That wariness is now a bipartisan view and reflects the debate and reporting seen over the last four years, including around National list MP’s Jian Yang’s past, the Huawei 5G stoush and China’s attempts to bully Australia on trade access. It also is a reaction to China’s growing aggression and influence over its diaspora and trading partners in their countries, through a variety of mechanisms, particularly under China’s President Xi Jinping, who was not in charge when New Zealand signed its FTA with China in 2008.
This week we look at Foreign Minister Nanaia Mahuta’s toughest comments yet in a Guardian interview, reporting by Politik (paywalled) that Jian Yang and Labour List MP Raymond Huo were quietly shuffled out of Parliament in a deal done behind closed doors just before last year’s election by the Labour and National Chiefs of Staff after intelligence agency briefings.
Big Oil's three big climate losses
This week Shell, Chevron and Exxon were all hammered in courts and in share proxy battles by climate change campaigners.
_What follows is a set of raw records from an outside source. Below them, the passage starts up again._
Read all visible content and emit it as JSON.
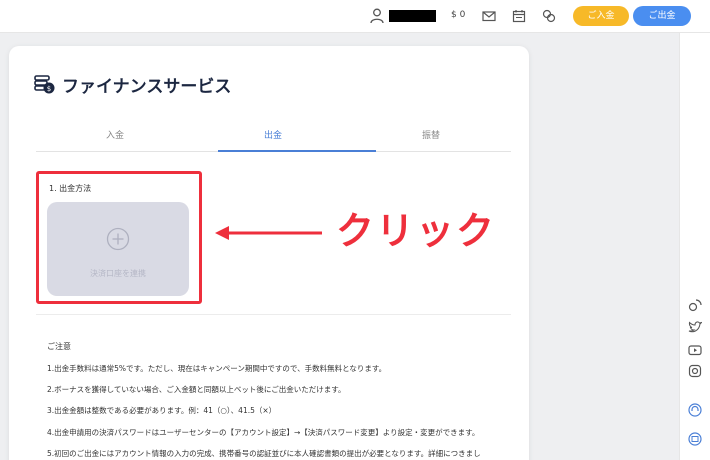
{
  "header": {
    "balance": "$ 0",
    "deposit_button": "ご入金",
    "withdraw_button": "ご出金"
  },
  "page": {
    "title": "ファイナンスサービス",
    "tabs": [
      {
        "label": "入金",
        "active": false
      },
      {
        "label": "出金",
        "active": true
      },
      {
        "label": "振替",
        "active": false
      }
    ]
  },
  "withdraw": {
    "section_label": "1. 出金方法",
    "link_account_label": "決済口座を連携"
  },
  "notes": {
    "title": "ご注意",
    "items": [
      "1.出金手数料は通常5%です。ただし、現在はキャンペーン期間中ですので、手数料無料となります。",
      "2.ボーナスを獲得していない場合、ご入金額と同額以上ベット後にご出金いただけます。",
      "3.出金金額は整数である必要があります。例：41（○）、41.5（×）",
      "4.出金申請用の決済パスワードはユーザーセンターの【アカウント設定】→【決済パスワード変更】より設定・変更ができます。",
      "5.初回のご出金にはアカウント情報の入力の完成、携帯番号の認証並びに本人確認書類の提出が必要となります。詳細につきまし"
    ]
  },
  "annotation": {
    "text": "クリック",
    "color": "#ee2f3c"
  },
  "colors": {
    "accent_blue": "#4a7fd6",
    "deposit_yellow": "#f7b928",
    "withdraw_blue": "#4a8ef0",
    "title_navy": "#1c2741"
  }
}
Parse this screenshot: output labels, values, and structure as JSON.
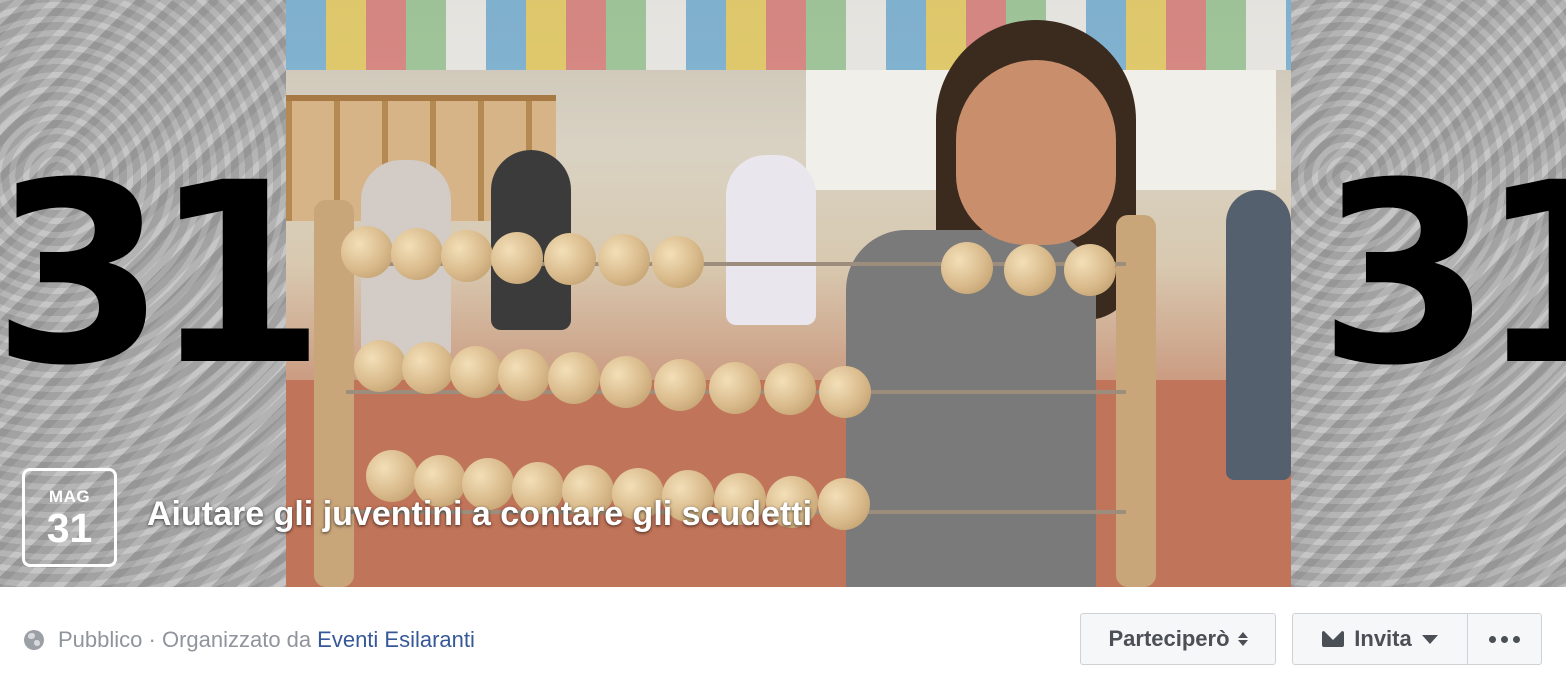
{
  "cover": {
    "left_number": "31",
    "right_number": "31"
  },
  "event": {
    "date_month": "MAG",
    "date_day": "31",
    "title": "Aiutare gli juventini a contare gli scudetti"
  },
  "meta": {
    "privacy": "Pubblico",
    "separator": " · ",
    "organized_by": "Organizzato da",
    "organizer": "Eventi Esilaranti"
  },
  "actions": {
    "going_label": "Parteciperò",
    "invite_label": "Invita"
  },
  "colors": {
    "link": "#365899",
    "meta_text": "#90949c",
    "button_text": "#4b4f56",
    "button_bg": "#f6f7f9"
  },
  "icons": [
    "globe-icon",
    "updown-icon",
    "mail-icon",
    "caret-down-icon",
    "more-dots-icon"
  ]
}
The tide is turning hard in favour of regulators, financiers, sovereign wealth funds, activists and courts using whatever tools they have to force Big Oil companies and others to reduce emissions.
A Dutch court ruled Shell would have to shrink its emissions by 45% from 2019 levels by 2030 to comply with human rights law. (CNBC) Meanwhile in America, a climate activist hedge fund, Engine No 1, successful managed a shareholders’ revolt to put two members onto the board of Exxon. (Reuters) shareholders on Wednesday voted in favor of a proposal to cut emissions generated by the use of the company's products, a move that underscores growing investor push at energy companies to reduce their carbon footprint. Chevron shareholders voted 61% in favor of a proposal to cut so called "Scope 3" emissions. (Reuters)
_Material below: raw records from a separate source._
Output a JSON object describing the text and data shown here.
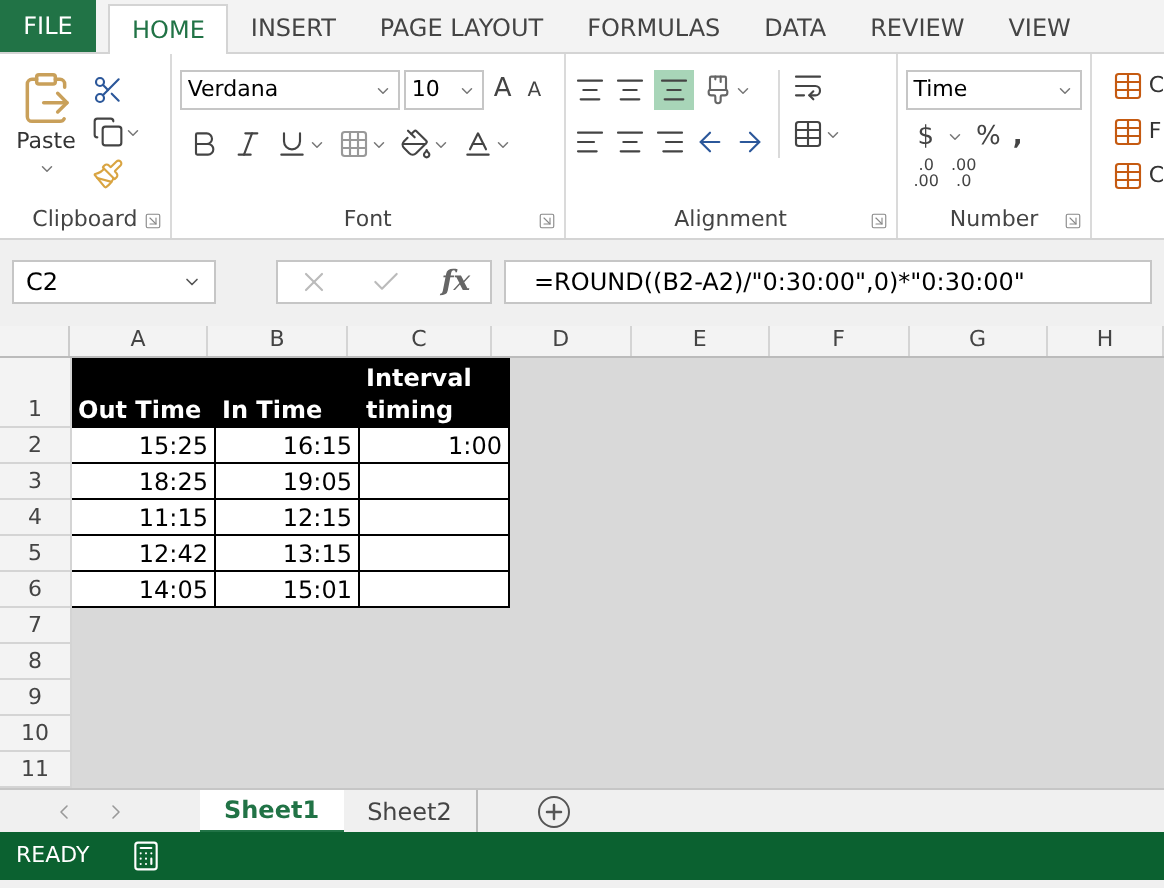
{
  "menu_tabs": [
    {
      "label": "FILE",
      "kind": "file",
      "selected": false
    },
    {
      "label": "HOME",
      "kind": "tab",
      "selected": true
    },
    {
      "label": "INSERT",
      "kind": "tab",
      "selected": false
    },
    {
      "label": "PAGE LAYOUT",
      "kind": "tab",
      "selected": false
    },
    {
      "label": "FORMULAS",
      "kind": "tab",
      "selected": false
    },
    {
      "label": "DATA",
      "kind": "tab",
      "selected": false
    },
    {
      "label": "REVIEW",
      "kind": "tab",
      "selected": false
    },
    {
      "label": "VIEW",
      "kind": "tab",
      "selected": false
    }
  ],
  "ribbon": {
    "clipboard": {
      "paste": "Paste",
      "label": "Clipboard"
    },
    "font": {
      "name": "Verdana",
      "size": "10",
      "grow": "A",
      "shrink": "A",
      "label": "Font"
    },
    "alignment": {
      "label": "Alignment"
    },
    "number": {
      "format": "Time",
      "currency": "$",
      "percent": "%",
      "comma": ",",
      "decimals": [
        [
          ".0",
          ".00"
        ],
        [
          ".00",
          ".0"
        ]
      ],
      "label": "Number"
    },
    "styles": [
      "C",
      "F",
      "C"
    ]
  },
  "name_box": "C2",
  "fx": "fx",
  "formula": "=ROUND((B2-A2)/\"0:30:00\",0)*\"0:30:00\"",
  "columns": [
    "A",
    "B",
    "C",
    "D",
    "E",
    "F",
    "G",
    "H"
  ],
  "rows": [
    {
      "number": "1",
      "kind": "header",
      "cells": [
        "Out Time",
        "In Time",
        "Interval timing"
      ]
    },
    {
      "number": "2",
      "kind": "data",
      "cells": [
        "15:25",
        "16:15",
        "1:00"
      ]
    },
    {
      "number": "3",
      "kind": "data",
      "cells": [
        "18:25",
        "19:05",
        ""
      ]
    },
    {
      "number": "4",
      "kind": "data",
      "cells": [
        "11:15",
        "12:15",
        ""
      ]
    },
    {
      "number": "5",
      "kind": "data",
      "cells": [
        "12:42",
        "13:15",
        ""
      ]
    },
    {
      "number": "6",
      "kind": "data",
      "cells": [
        "14:05",
        "15:01",
        ""
      ]
    },
    {
      "number": "7",
      "kind": "empty",
      "cells": []
    },
    {
      "number": "8",
      "kind": "empty",
      "cells": []
    },
    {
      "number": "9",
      "kind": "empty",
      "cells": []
    },
    {
      "number": "10",
      "kind": "empty",
      "cells": []
    },
    {
      "number": "11",
      "kind": "empty",
      "cells": []
    }
  ],
  "sheet_tabs": [
    {
      "label": "Sheet1",
      "selected": true
    },
    {
      "label": "Sheet2",
      "selected": false
    }
  ],
  "status": "READY"
}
Today is the deadline here too for new climate exposure reporting standards for NZ’s 200 biggest banks, insurers, money managers and listed issuers of stocks and bonds. Failure to comply with the Financial Sector (Climate-related Disclosure and Other Matters) Amendment Bill could hit company boards with fines of up to $500,000 and five years in jail.
Dominic Cummings vs Boris Johnson
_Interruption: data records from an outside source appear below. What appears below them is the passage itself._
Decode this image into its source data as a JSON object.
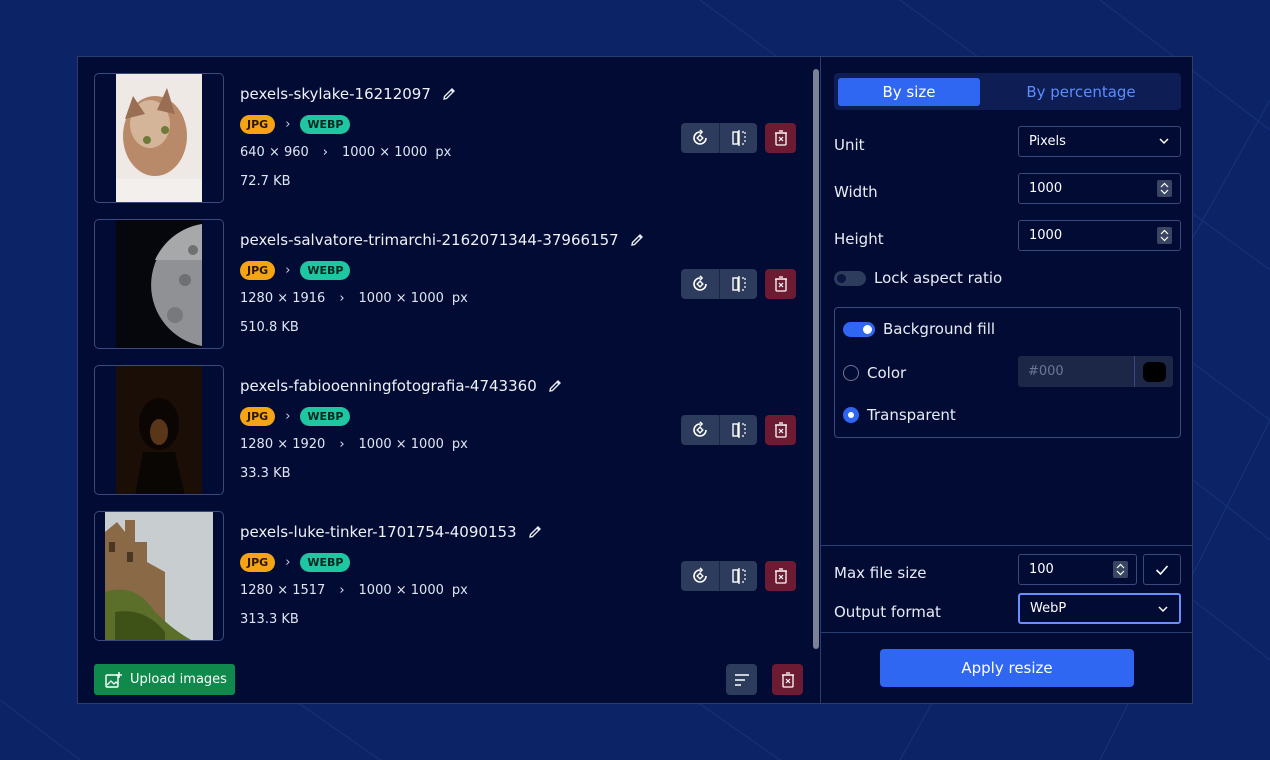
{
  "images": [
    {
      "name": "pexels-skylake-16212097",
      "from_format": "JPG",
      "to_format": "WEBP",
      "original_dims": "640 × 960",
      "target_dims": "1000 × 1000",
      "unit": "px",
      "file_size": "72.7 KB"
    },
    {
      "name": "pexels-salvatore-trimarchi-2162071344-37966157",
      "from_format": "JPG",
      "to_format": "WEBP",
      "original_dims": "1280 × 1916",
      "target_dims": "1000 × 1000",
      "unit": "px",
      "file_size": "510.8 KB"
    },
    {
      "name": "pexels-fabiooenningfotografia-4743360",
      "from_format": "JPG",
      "to_format": "WEBP",
      "original_dims": "1280 × 1920",
      "target_dims": "1000 × 1000",
      "unit": "px",
      "file_size": "33.3 KB"
    },
    {
      "name": "pexels-luke-tinker-1701754-4090153",
      "from_format": "JPG",
      "to_format": "WEBP",
      "original_dims": "1280 × 1517",
      "target_dims": "1000 × 1000",
      "unit": "px",
      "file_size": "313.3 KB"
    }
  ],
  "upload_label": "Upload images",
  "settings": {
    "tabs": {
      "active": "By size",
      "inactive": "By percentage"
    },
    "unit_label": "Unit",
    "unit_value": "Pixels",
    "width_label": "Width",
    "width_value": "1000",
    "height_label": "Height",
    "height_value": "1000",
    "lock_label": "Lock aspect ratio",
    "bg_fill_label": "Background fill",
    "color_label": "Color",
    "color_placeholder": "#000",
    "transparent_label": "Transparent",
    "max_size_label": "Max file size",
    "max_size_value": "100",
    "output_label": "Output format",
    "output_value": "WebP",
    "apply_label": "Apply resize"
  },
  "colors": {
    "accent": "#2f66f2",
    "jpg_badge": "#f5a413",
    "webp_badge": "#1fc6a2",
    "danger": "#6d1a33",
    "upload": "#0f8a4c"
  }
}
Britain’s case numbers increased overnight despite having a one-dose vaccination rate of 73% and a two-dose rate of 45%. One in 10 hospital admissions for Covid in the UK this week were for people who had had two doses of vaccine. Over 75% of cases in the UK are now of the Indian variant. Germany and France stopped unquarantined entry of Britons this week because of fears about the Indian variant, which is known as the B.1617.2 strain. See more on that below in charts of the day.
The importance of tightly controlled borders and lockdowns was reinforced again overnight when Imperial College London’s now-renowned Covid modeller, Neil Ferguson, said Britain’s decision to delay its lockdown for a week around March 13 last year is likely to have cost up to 30,000 lives. He was commenting after Boris Johnson’s adviser Dominic Cummings this week accused the Prime Minister of incompetence that cost up tens of thousands of lives. (Yahoo)
“I think that’s unarguable. I mean the epidemic was doubling every three to four days in weeks 13 to 23 March, and so had we moved the interventions back a week we would have curtailed that and saved many lives.” Imperial College London Professor Neil Ferguson.
This is an experiment and we welcome your comments below. We’ll be back again next week on Clubhouse at 3.15pm. Keep an eye on my twitter feed to use the link to jump in.
Ka kite ano